═══ ENTRIES SUPPLIED ═══

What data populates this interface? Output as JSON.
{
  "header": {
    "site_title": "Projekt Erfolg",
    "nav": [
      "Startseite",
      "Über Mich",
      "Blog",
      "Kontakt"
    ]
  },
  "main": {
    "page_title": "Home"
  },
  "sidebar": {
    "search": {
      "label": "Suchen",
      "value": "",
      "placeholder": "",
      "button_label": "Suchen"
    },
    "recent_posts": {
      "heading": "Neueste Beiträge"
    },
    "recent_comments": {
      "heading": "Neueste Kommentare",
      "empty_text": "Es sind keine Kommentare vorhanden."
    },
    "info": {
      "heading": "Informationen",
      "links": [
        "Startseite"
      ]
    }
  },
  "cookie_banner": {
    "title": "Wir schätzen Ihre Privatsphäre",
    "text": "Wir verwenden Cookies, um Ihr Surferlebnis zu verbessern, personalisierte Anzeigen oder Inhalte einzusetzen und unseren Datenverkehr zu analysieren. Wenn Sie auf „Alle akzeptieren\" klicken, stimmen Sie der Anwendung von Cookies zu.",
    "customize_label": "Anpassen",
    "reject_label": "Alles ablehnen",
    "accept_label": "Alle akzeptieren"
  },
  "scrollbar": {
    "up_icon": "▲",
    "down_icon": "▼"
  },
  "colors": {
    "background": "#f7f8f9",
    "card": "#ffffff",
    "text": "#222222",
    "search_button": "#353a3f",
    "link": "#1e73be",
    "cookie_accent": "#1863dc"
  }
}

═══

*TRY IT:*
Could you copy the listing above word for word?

*ANSWER SECTION:*
What data populates this interface? Output as JSON.
{
  "header": {
    "site_title": "Projekt Erfolg",
    "nav": [
      "Startseite",
      "Über Mich",
      "Blog",
      "Kontakt"
    ]
  },
  "main": {
    "page_title": "Home"
  },
  "sidebar": {
    "search": {
      "label": "Suchen",
      "value": "",
      "placeholder": "",
      "button_label": "Suchen"
    },
    "recent_posts": {
      "heading": "Neueste Beiträge"
    },
    "recent_comments": {
      "heading": "Neueste Kommentare",
      "empty_text": "Es sind keine Kommentare vorhanden."
    },
    "info": {
      "heading": "Informationen",
      "links": [
        "Startseite"
      ]
    }
  },
  "cookie_banner": {
    "title": "Wir schätzen Ihre Privatsphäre",
    "text": "Wir verwenden Cookies, um Ihr Surferlebnis zu verbessern, personalisierte Anzeigen oder Inhalte einzusetzen und unseren Datenverkehr zu analysieren. Wenn Sie auf „Alle akzeptieren\" klicken, stimmen Sie der Anwendung von Cookies zu.",
    "customize_label": "Anpassen",
    "reject_label": "Alles ablehnen",
    "accept_label": "Alle akzeptieren"
  },
  "scrollbar": {
    "up_icon": "▲",
    "down_icon": "▼"
  },
  "colors": {
    "background": "#f7f8f9",
    "card": "#ffffff",
    "text": "#222222",
    "search_button": "#353a3f",
    "link": "#1e73be",
    "cookie_accent": "#1863dc"
  }
}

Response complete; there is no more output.